**ABOUT THIS TASK:** Reply only with how many lines below contain "screenshot".

**ENTRIES SUPPLIED:**
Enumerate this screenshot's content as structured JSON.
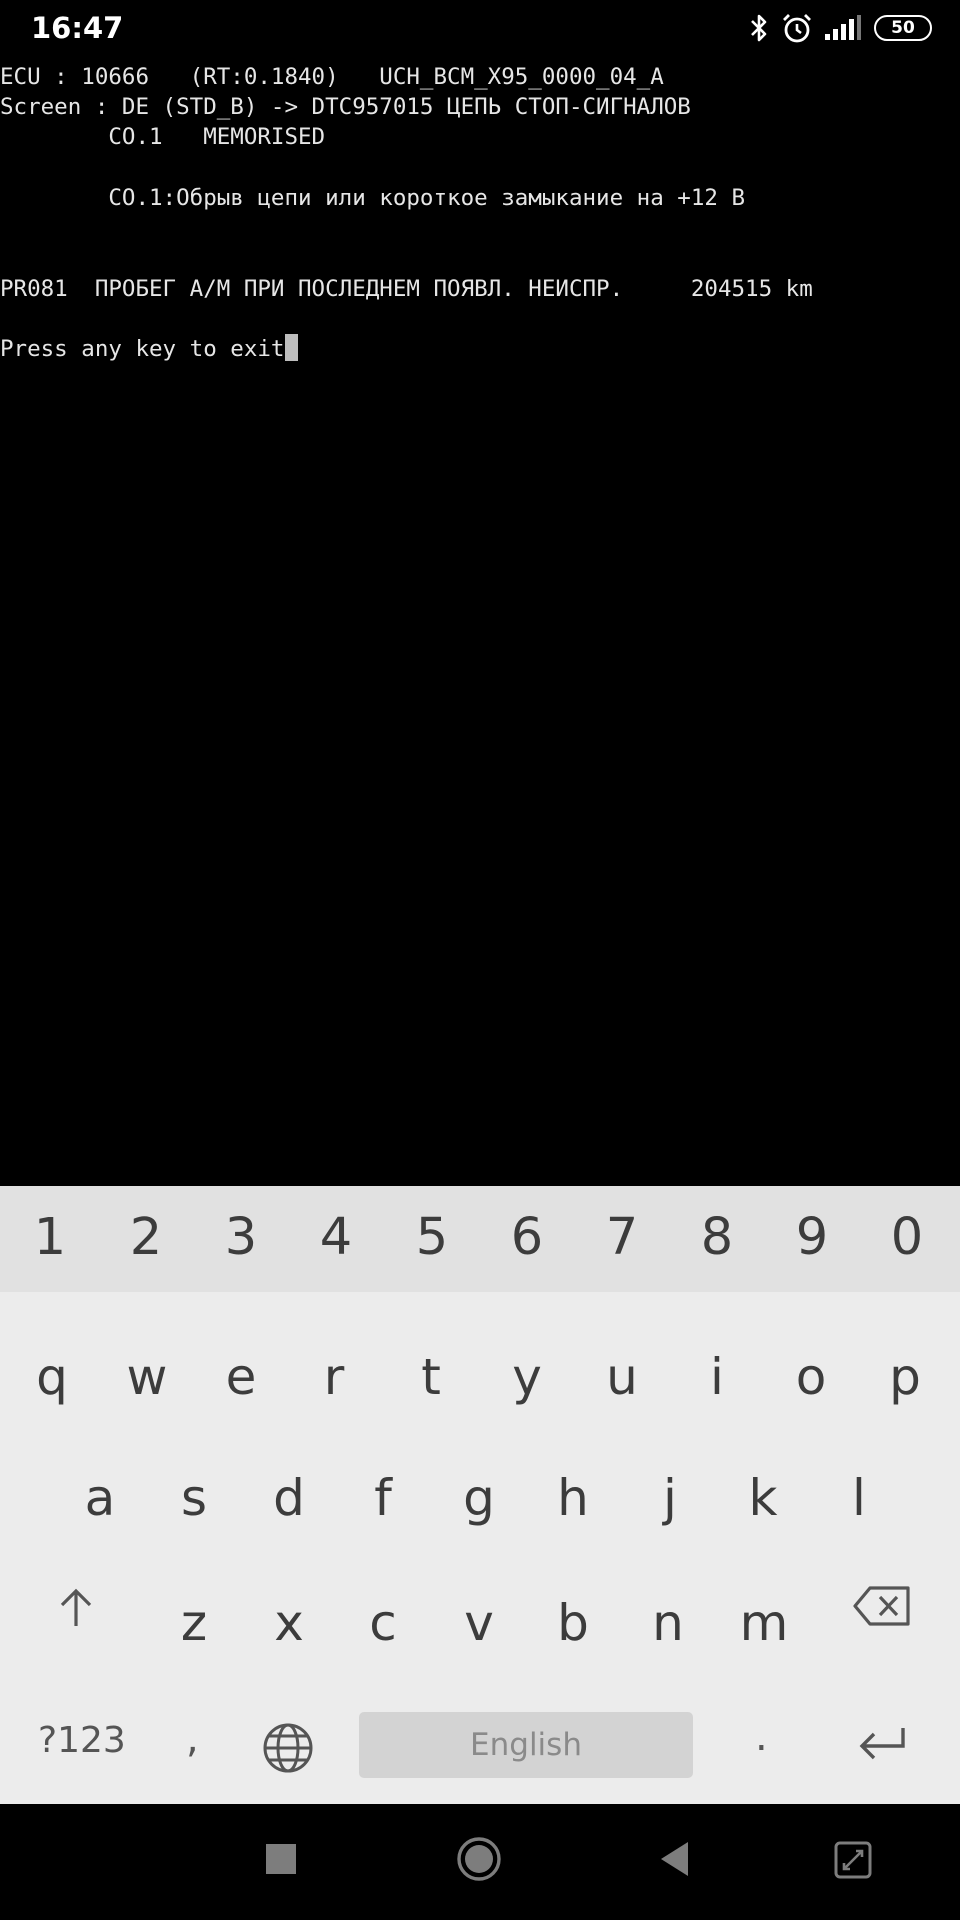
{
  "status_bar": {
    "time": "16:47",
    "battery_level": "50",
    "icons": [
      "bluetooth-icon",
      "alarm-icon",
      "signal-icon",
      "battery-icon"
    ]
  },
  "terminal": {
    "lines": [
      "ECU : 10666   (RT:0.1840)   UCH_BCM_X95_0000_04_A",
      "Screen : DE (STD_B) -> DTC957015 ЦЕПЬ СТОП-СИГНАЛОВ",
      "        CO.1   MEMORISED",
      "",
      "        CO.1:Обрыв цепи или короткое замыкание на +12 В",
      "",
      "",
      "PR081  ПРОБЕГ А/М ПРИ ПОСЛЕДНЕМ ПОЯВЛ. НЕИСПР.     204515 km",
      "",
      "Press any key to exit"
    ]
  },
  "keyboard": {
    "number_row": [
      "1",
      "2",
      "3",
      "4",
      "5",
      "6",
      "7",
      "8",
      "9",
      "0"
    ],
    "row1": [
      "q",
      "w",
      "e",
      "r",
      "t",
      "y",
      "u",
      "i",
      "o",
      "p"
    ],
    "row2": [
      "a",
      "s",
      "d",
      "f",
      "g",
      "h",
      "j",
      "k",
      "l"
    ],
    "row3": [
      "z",
      "x",
      "c",
      "v",
      "b",
      "n",
      "m"
    ],
    "symbols_label": "?123",
    "comma_label": ",",
    "space_label": "English",
    "period_label": ".",
    "colors": {
      "background": "#ececec",
      "number_row": "#e1e1e1",
      "spacebar": "#d3d3d3",
      "key_text": "#3c3c3c"
    }
  },
  "nav_bar": {
    "buttons": [
      "recents-square-icon",
      "home-circle-icon",
      "back-triangle-icon",
      "screenshot-icon"
    ]
  }
}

**ANSWER TO THE PROBLEM:** 2